The current group show at FOLD Gallery, ‘Either Those Curtains’, draws on two literary quotes to explore artistic responses to interior space and its effect on the body and psyche of an individual. Oscar Wilde’s infamous “Either those curtains go, or I do” is married with a more philosophical musing by Haruki Murakami, “isn’t this world we live in itself like a giant model room? We come in, sit down, have a cup of tea, and when the time comes we say thank you and leave. All the furniture is fake. Even the moon hanging in the window may be made of paper.” The mixture of emerging and established artists – Dan Davis, Asmund Havsteen-Mikkelsen, Laura Bygrave, Ian Monroe, Victoria Adam, Matt Ager, Bruce McLean and Mary Wintour – consider how arrangements of interiors, or the domestic scene, illustrate personal and political values in a myriad of ways. The social construction of the individual inside their home or office is a private and therefore alternative politicised sphere.

Although there is an interesting variety of work, the muted tones of blue, purple and grey are consistent, perhaps mirroring the human desire to create complimentary interiors in our own domestic spaces. One of the initial paintings on view is ‘The Vapour Wave’ (2016) by Dan Davis. The large oil on canvas establishes the self-referential tone of the exhibition – depicting a bust on a plinth in front of an abstract painting. The impression of a frame within a frame – a painting within a painting – mirrors the précis of the exhibition itself. The spectator is being asked to consider spatial affects, all the while standing within a compact viewing environment of a gallery.
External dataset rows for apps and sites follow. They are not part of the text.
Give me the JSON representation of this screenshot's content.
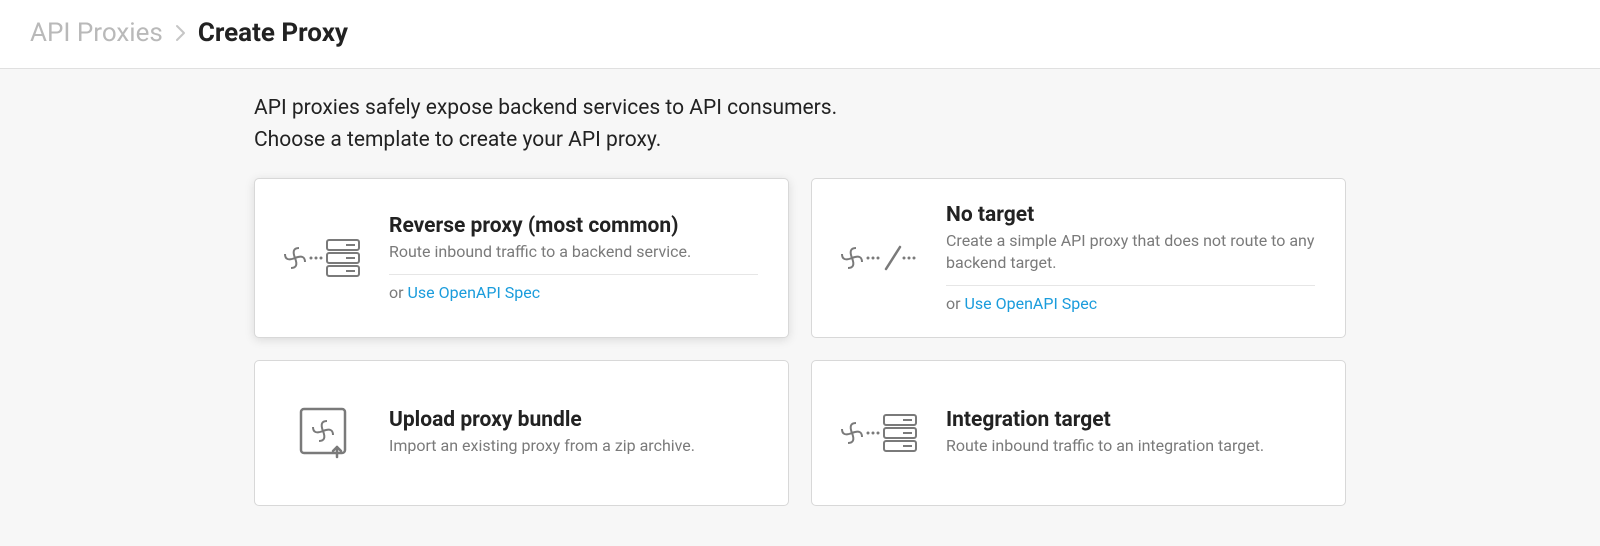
{
  "breadcrumb": {
    "parent": "API Proxies",
    "current": "Create Proxy"
  },
  "intro": {
    "line1": "API proxies safely expose backend services to API consumers.",
    "line2": "Choose a template to create your API proxy."
  },
  "cards": {
    "reverse_proxy": {
      "title": "Reverse proxy (most common)",
      "desc": "Route inbound traffic to a backend service.",
      "or_text": "or ",
      "link": "Use OpenAPI Spec"
    },
    "no_target": {
      "title": "No target",
      "desc": "Create a simple API proxy that does not route to any backend target.",
      "or_text": "or ",
      "link": "Use OpenAPI Spec"
    },
    "upload_bundle": {
      "title": "Upload proxy bundle",
      "desc": "Import an existing proxy from a zip archive."
    },
    "integration_target": {
      "title": "Integration target",
      "desc": "Route inbound traffic to an integration target."
    }
  }
}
The interplay of colour, structure and form drives the relationship between the painting and sculpture on show. Akin to Davis, Bruce McLean’s two ‘Untitled’ paintings and the collage study ‘Changing Room’ (all 2013) consider sculpture and its representation, taking his picture plane to point of total abstraction. ‘Changing Room’, in particular, is a lively experimental study, using collaged coloured paper and found image. One of his pencil notes under a jagged oblong shape reads, ‘Could be a potato? What does it mean?’
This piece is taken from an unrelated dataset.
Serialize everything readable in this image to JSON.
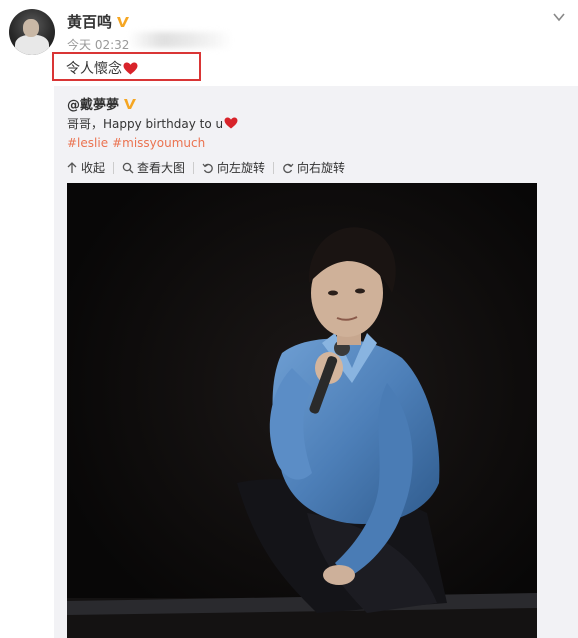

The intervention of Ian Monroe’s aluminium and carpet sculptures in the space develops an alternative materiality. Their structure, akin to a line drawing realised in three-dimensional form, allows for a new kind of encounter – able to look through them alongside looking at them. Their multifaceted physical presence is heightened by the titles of the work, personified with names such as, ‘Bella (Compliance)’ and ‘James (Accounts)’ (both 2016). The business departments of ‘Compliance’ or ‘Accounts’ is also established by Monroe’s use of the materials found in office spaces – vinyl, carpet, coloured Perspex. Work by Matt Ager and Victoria Adam, both Royal Academy graduates from 2015, similarly repurposes commonplace or domestic objects. In ‘Satintaupe Staying-In’ Adam appropriates the recognisable form of silver aluminium foil take-away boxes. The reduced scale of the work and their seductive tactile quality draws the viewer in, forcing them to bend down to investigate further, only to find small snails clinging to the sides. This fusion of desire and derision, glazed and grubbiness, is echoed by ‘Not Me But Me’ (2016), where oyster shells sit atop a scuffed steel-like shelf next to a shiny crisp packet dripping with resin. Similarly, Ager’s sculptures embody an ambiguity about the ‘high’ or ‘low’ status of materials. In ‘Land Direct’ and ‘Rockwood Grand’ (both 2016), Ager creates tables from sheets of hardened glass, balanced on cut bamboo and doormats. In ‘Made in Portugal’ (2015), a decorative ceramic asparagus leans against a wallpapered MDF structure, posturing as a shelf on a domestic wall. The mixture of Ager’s skilled craftsmanship with novelty found or bought items creates an interesting dynamic, subverting preconceptions about the hierarchy of tasteful or valuable items.

Asmund Havsteen-Mikkelsen’s series of 30x40cm canvases explore the relationship between architecture and psychology. By using a small canvas and a limited palette, his use of graphic linear perspective evokes a formal and modernist sense of composition. The constrained and stripped back structures of habitation are contrasted by the mixed collage and oil paintings made by Mary Wintour. Wintour uses paint in order to edit and fuse cut and pasted images from interior design magazines. The manufactured environments and landscapes are blurred and distorted. Shadowy traces of figures can be seen through the overlaid sheets of paper, appearing like ghosts behind curtains or windows. Laura Bygrave’s two large oil paintings, ‘Ogmios’ (2015) and ‘Ancients’ (2015), straddle each end of the gallery space. By creating amplified cartoon-like figures, a hyper-real sense of corporeality is brought to the fore within the pictorial sphere. Bygrave’s cavorting characters reiterate how the interaction of a human body inside a room – the physical and psychic sense of being inside somewhere – has a bearing on our understanding of personal freedom and individuality.